## Exercise details
Give back every record exactly, with its pictures left out.

[Data about app and page elements]
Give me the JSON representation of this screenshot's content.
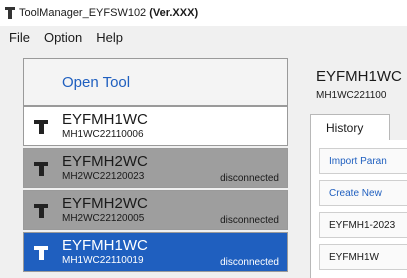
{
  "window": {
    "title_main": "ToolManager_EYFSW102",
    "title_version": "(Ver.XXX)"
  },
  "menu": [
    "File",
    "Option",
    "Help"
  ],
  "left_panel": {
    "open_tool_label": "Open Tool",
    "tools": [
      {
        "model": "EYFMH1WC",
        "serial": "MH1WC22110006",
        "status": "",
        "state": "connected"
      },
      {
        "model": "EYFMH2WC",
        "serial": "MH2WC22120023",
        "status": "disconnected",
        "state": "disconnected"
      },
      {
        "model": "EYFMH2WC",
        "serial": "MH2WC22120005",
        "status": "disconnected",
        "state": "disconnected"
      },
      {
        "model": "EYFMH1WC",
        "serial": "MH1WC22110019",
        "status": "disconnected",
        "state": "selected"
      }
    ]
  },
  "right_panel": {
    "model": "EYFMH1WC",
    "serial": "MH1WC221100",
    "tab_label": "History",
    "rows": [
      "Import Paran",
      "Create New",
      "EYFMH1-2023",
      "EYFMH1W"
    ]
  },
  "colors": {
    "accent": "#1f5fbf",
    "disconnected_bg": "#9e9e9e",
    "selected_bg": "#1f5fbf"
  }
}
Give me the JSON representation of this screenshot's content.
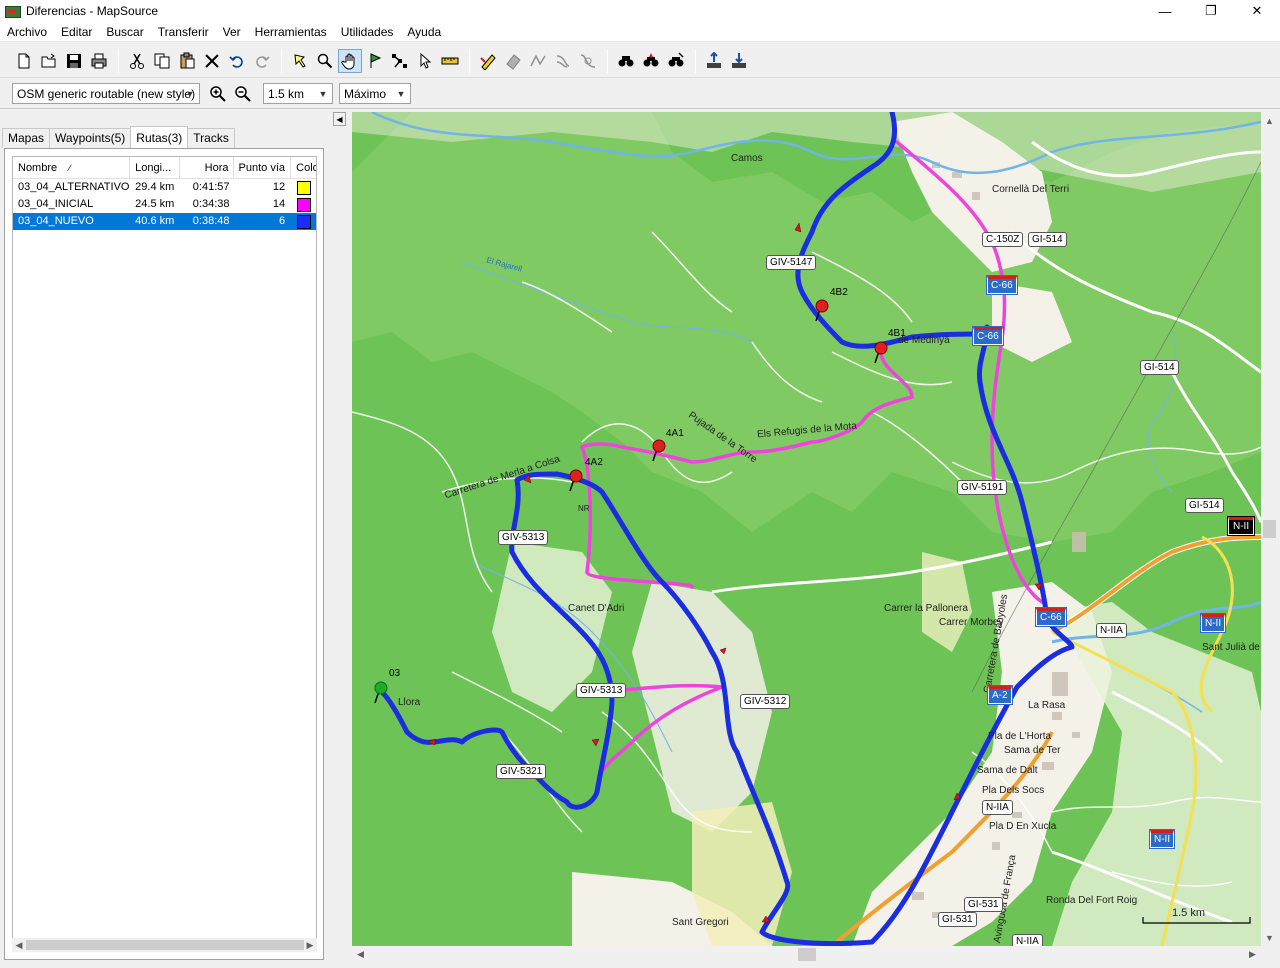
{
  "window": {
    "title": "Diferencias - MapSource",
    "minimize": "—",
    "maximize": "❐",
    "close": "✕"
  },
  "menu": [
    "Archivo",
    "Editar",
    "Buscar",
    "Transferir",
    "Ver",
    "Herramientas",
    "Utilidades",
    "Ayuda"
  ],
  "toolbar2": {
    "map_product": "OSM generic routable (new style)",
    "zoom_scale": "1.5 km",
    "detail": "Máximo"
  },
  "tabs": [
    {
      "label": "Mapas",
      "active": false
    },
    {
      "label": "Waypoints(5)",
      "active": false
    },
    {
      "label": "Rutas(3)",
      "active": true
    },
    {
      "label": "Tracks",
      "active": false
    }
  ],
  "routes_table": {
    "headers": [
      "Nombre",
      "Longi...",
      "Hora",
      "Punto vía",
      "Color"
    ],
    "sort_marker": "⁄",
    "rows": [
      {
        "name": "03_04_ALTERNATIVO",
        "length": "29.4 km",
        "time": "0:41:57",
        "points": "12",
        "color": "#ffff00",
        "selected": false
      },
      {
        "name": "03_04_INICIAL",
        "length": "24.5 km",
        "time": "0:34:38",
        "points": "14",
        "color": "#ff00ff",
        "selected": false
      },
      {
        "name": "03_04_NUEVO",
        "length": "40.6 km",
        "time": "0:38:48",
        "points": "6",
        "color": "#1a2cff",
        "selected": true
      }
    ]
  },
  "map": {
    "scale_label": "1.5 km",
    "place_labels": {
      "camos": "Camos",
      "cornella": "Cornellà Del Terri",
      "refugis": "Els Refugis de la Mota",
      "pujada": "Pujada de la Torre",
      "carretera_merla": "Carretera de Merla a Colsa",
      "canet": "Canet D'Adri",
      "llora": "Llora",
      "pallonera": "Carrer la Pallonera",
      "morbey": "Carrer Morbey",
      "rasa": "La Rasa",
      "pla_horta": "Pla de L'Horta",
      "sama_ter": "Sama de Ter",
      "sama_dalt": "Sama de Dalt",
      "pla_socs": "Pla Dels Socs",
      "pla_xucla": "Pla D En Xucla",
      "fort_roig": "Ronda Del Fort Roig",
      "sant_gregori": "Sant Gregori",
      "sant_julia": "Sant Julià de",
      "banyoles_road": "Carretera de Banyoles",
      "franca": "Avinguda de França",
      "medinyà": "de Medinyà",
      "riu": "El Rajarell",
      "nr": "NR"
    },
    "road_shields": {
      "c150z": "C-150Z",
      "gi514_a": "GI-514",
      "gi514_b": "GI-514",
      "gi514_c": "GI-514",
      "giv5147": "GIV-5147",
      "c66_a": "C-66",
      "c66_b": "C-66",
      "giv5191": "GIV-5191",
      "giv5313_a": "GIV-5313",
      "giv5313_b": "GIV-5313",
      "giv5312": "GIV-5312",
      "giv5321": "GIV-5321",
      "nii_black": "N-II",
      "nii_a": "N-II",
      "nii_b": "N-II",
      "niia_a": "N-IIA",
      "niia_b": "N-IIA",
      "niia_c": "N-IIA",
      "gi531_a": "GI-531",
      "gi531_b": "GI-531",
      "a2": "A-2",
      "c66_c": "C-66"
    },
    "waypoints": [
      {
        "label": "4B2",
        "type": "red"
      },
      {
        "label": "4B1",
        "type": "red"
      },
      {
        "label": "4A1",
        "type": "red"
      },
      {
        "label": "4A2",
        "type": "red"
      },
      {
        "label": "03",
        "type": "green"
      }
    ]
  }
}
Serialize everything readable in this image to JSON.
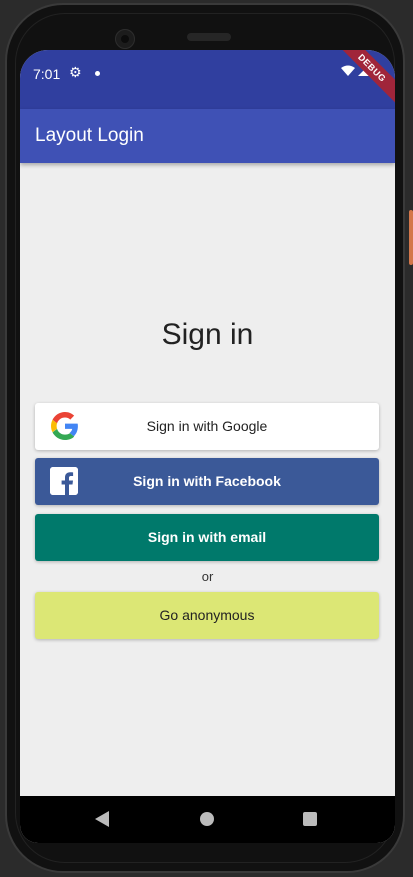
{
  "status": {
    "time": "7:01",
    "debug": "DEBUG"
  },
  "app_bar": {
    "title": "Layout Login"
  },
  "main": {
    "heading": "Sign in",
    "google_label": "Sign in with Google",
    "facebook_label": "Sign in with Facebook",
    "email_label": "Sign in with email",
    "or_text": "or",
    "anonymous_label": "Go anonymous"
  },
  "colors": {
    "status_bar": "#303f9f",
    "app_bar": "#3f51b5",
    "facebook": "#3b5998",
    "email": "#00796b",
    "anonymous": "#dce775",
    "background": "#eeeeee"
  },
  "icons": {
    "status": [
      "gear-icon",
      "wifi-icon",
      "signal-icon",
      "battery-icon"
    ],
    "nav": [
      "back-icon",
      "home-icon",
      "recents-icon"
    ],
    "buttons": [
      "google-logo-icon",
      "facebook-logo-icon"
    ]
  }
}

## Solution to this exercise
Give me the JSON representation of this screenshot's content.
{
  "window": {
    "title_main": "ToolManager_EYFSW102",
    "title_version": "(Ver.XXX)"
  },
  "menu": [
    "File",
    "Option",
    "Help"
  ],
  "left_panel": {
    "open_tool_label": "Open Tool",
    "tools": [
      {
        "model": "EYFMH1WC",
        "serial": "MH1WC22110006",
        "status": "",
        "state": "connected"
      },
      {
        "model": "EYFMH2WC",
        "serial": "MH2WC22120023",
        "status": "disconnected",
        "state": "disconnected"
      },
      {
        "model": "EYFMH2WC",
        "serial": "MH2WC22120005",
        "status": "disconnected",
        "state": "disconnected"
      },
      {
        "model": "EYFMH1WC",
        "serial": "MH1WC22110019",
        "status": "disconnected",
        "state": "selected"
      }
    ]
  },
  "right_panel": {
    "model": "EYFMH1WC",
    "serial": "MH1WC221100",
    "tab_label": "History",
    "rows": [
      "Import Paran",
      "Create New",
      "EYFMH1-2023",
      "EYFMH1W"
    ]
  },
  "colors": {
    "accent": "#1f5fbf",
    "disconnected_bg": "#9e9e9e",
    "selected_bg": "#1f5fbf"
  }
}
Give me the JSON representation of this screenshot's content.
{
  "window": {
    "title": "Diferencias - MapSource",
    "minimize": "—",
    "maximize": "❐",
    "close": "✕"
  },
  "menu": [
    "Archivo",
    "Editar",
    "Buscar",
    "Transferir",
    "Ver",
    "Herramientas",
    "Utilidades",
    "Ayuda"
  ],
  "toolbar2": {
    "map_product": "OSM generic routable (new style)",
    "zoom_scale": "1.5 km",
    "detail": "Máximo"
  },
  "tabs": [
    {
      "label": "Mapas",
      "active": false
    },
    {
      "label": "Waypoints(5)",
      "active": false
    },
    {
      "label": "Rutas(3)",
      "active": true
    },
    {
      "label": "Tracks",
      "active": false
    }
  ],
  "routes_table": {
    "headers": [
      "Nombre",
      "Longi...",
      "Hora",
      "Punto vía",
      "Color"
    ],
    "sort_marker": "⁄",
    "rows": [
      {
        "name": "03_04_ALTERNATIVO",
        "length": "29.4 km",
        "time": "0:41:57",
        "points": "12",
        "color": "#ffff00",
        "selected": false
      },
      {
        "name": "03_04_INICIAL",
        "length": "24.5 km",
        "time": "0:34:38",
        "points": "14",
        "color": "#ff00ff",
        "selected": false
      },
      {
        "name": "03_04_NUEVO",
        "length": "40.6 km",
        "time": "0:38:48",
        "points": "6",
        "color": "#1a2cff",
        "selected": true
      }
    ]
  },
  "map": {
    "scale_label": "1.5 km",
    "place_labels": {
      "camos": "Camos",
      "cornella": "Cornellà Del Terri",
      "refugis": "Els Refugis de la Mota",
      "pujada": "Pujada de la Torre",
      "carretera_merla": "Carretera de Merla a Colsa",
      "canet": "Canet D'Adri",
      "llora": "Llora",
      "pallonera": "Carrer la Pallonera",
      "morbey": "Carrer Morbey",
      "rasa": "La Rasa",
      "pla_horta": "Pla de L'Horta",
      "sama_ter": "Sama de Ter",
      "sama_dalt": "Sama de Dalt",
      "pla_socs": "Pla Dels Socs",
      "pla_xucla": "Pla D En Xucla",
      "fort_roig": "Ronda Del Fort Roig",
      "sant_gregori": "Sant Gregori",
      "sant_julia": "Sant Julià de",
      "banyoles_road": "Carretera de Banyoles",
      "franca": "Avinguda de França",
      "medinyà": "de Medinyà",
      "riu": "El Rajarell",
      "nr": "NR"
    },
    "road_shields": {
      "c150z": "C-150Z",
      "gi514_a": "GI-514",
      "gi514_b": "GI-514",
      "gi514_c": "GI-514",
      "giv5147": "GIV-5147",
      "c66_a": "C-66",
      "c66_b": "C-66",
      "giv5191": "GIV-5191",
      "giv5313_a": "GIV-5313",
      "giv5313_b": "GIV-5313",
      "giv5312": "GIV-5312",
      "giv5321": "GIV-5321",
      "nii_black": "N-II",
      "nii_a": "N-II",
      "nii_b": "N-II",
      "niia_a": "N-IIA",
      "niia_b": "N-IIA",
      "niia_c": "N-IIA",
      "gi531_a": "GI-531",
      "gi531_b": "GI-531",
      "a2": "A-2",
      "c66_c": "C-66"
    },
    "waypoints": [
      {
        "label": "4B2",
        "type": "red"
      },
      {
        "label": "4B1",
        "type": "red"
      },
      {
        "label": "4A1",
        "type": "red"
      },
      {
        "label": "4A2",
        "type": "red"
      },
      {
        "label": "03",
        "type": "green"
      }
    ]
  }
}
Serialize everything readable in this image to JSON.
{
  "status": {
    "time": "7:01",
    "debug": "DEBUG"
  },
  "app_bar": {
    "title": "Layout Login"
  },
  "main": {
    "heading": "Sign in",
    "google_label": "Sign in with Google",
    "facebook_label": "Sign in with Facebook",
    "email_label": "Sign in with email",
    "or_text": "or",
    "anonymous_label": "Go anonymous"
  },
  "colors": {
    "status_bar": "#303f9f",
    "app_bar": "#3f51b5",
    "facebook": "#3b5998",
    "email": "#00796b",
    "anonymous": "#dce775",
    "background": "#eeeeee"
  },
  "icons": {
    "status": [
      "gear-icon",
      "wifi-icon",
      "signal-icon",
      "battery-icon"
    ],
    "nav": [
      "back-icon",
      "home-icon",
      "recents-icon"
    ],
    "buttons": [
      "google-logo-icon",
      "facebook-logo-icon"
    ]
  }
}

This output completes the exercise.